Police are trying to nab an Internet predator that has “tortured” a dozen sorority pledges via Facebook.
NBC’s Today show broke the news about this creep who appears to study his targets before approaching them on Facebook.
The first communications seem harmless, yet are obvious attempts to gain trust. Subsequent chats get creepy, with requests for naked pictures, followed by threats to reveal secrets and commit violent acts.
Major Jim Russell of the Florida State University police told NBC:
It could be a man or woman or kid, may not even be in this country. Right now, this person appears to be targeting sorority students and we don’t know who they could be targeting next week.
The dozen or so victims so far all attend southeast schools: University of Florida, Florida State University, Auburn University, University of Alabama and Louisiana State University. These campuses’ sororities and their protocols appear to be well known by the predator.
One of the victims told NBC:
The way they got me in was they thought I was up to a leadership position in the future and I am thinking if I don’t do this, in my senior year, maybe I will really regret passing this opportunity up. …These conversations were about 2 1/2 hours long, sometimes 30 minutes, three times a day. I don’t really regret trusting them very quickly.
Basically they claimed they had talked to girls living in the house as well as alums through rush week and claimed they contacted my mom…. The following day I called my mom and asked her and frantic asking, maybe one of my friends I didn’t know about knew my mom. That’s when I put the pieces in my head and said, “Mom, this is bad news.”
Adding to the bad news, the predator appears to copy photos of these victims and use the images to create fake online personae for targeting other girls.
This predator’s activity includes some flagrantly illegal acts and others that are less clearly so. Laws currently don’t prohibit the use of someone else’s photos for impersonation; instead,the terms of service rules on social network sites address this problem.
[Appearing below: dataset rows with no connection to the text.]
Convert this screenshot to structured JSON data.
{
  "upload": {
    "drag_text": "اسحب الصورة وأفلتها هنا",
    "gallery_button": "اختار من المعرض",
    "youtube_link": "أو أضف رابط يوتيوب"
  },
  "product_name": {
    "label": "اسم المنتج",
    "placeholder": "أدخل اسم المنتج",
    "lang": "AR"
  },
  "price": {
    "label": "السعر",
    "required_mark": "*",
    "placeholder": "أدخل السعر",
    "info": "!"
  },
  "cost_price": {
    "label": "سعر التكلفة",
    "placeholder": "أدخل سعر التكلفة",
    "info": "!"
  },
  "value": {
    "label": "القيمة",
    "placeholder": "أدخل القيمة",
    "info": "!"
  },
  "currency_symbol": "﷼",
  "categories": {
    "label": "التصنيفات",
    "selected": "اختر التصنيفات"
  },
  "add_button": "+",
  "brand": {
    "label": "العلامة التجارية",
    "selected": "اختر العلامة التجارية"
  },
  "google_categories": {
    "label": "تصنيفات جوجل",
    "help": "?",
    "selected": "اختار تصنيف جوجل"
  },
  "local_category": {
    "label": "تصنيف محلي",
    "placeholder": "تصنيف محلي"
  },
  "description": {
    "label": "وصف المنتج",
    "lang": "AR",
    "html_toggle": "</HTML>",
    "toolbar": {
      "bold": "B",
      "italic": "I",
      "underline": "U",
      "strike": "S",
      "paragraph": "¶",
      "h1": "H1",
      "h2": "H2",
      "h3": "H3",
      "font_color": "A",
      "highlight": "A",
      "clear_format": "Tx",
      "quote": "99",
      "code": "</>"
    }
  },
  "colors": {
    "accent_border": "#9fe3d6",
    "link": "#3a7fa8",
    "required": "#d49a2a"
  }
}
That enables wrongdoers to at least get kicked off of a site, if not sued.
Update: Police in Florida have apprehended and charged Mitchell Hill, age 26, with two counts of both video voyeurism and extortion, plus 12 counts of attempted video voyeurism, in the sorority stalking case.
Readers what else can Facebook do to make the social network a safer environment for everyone?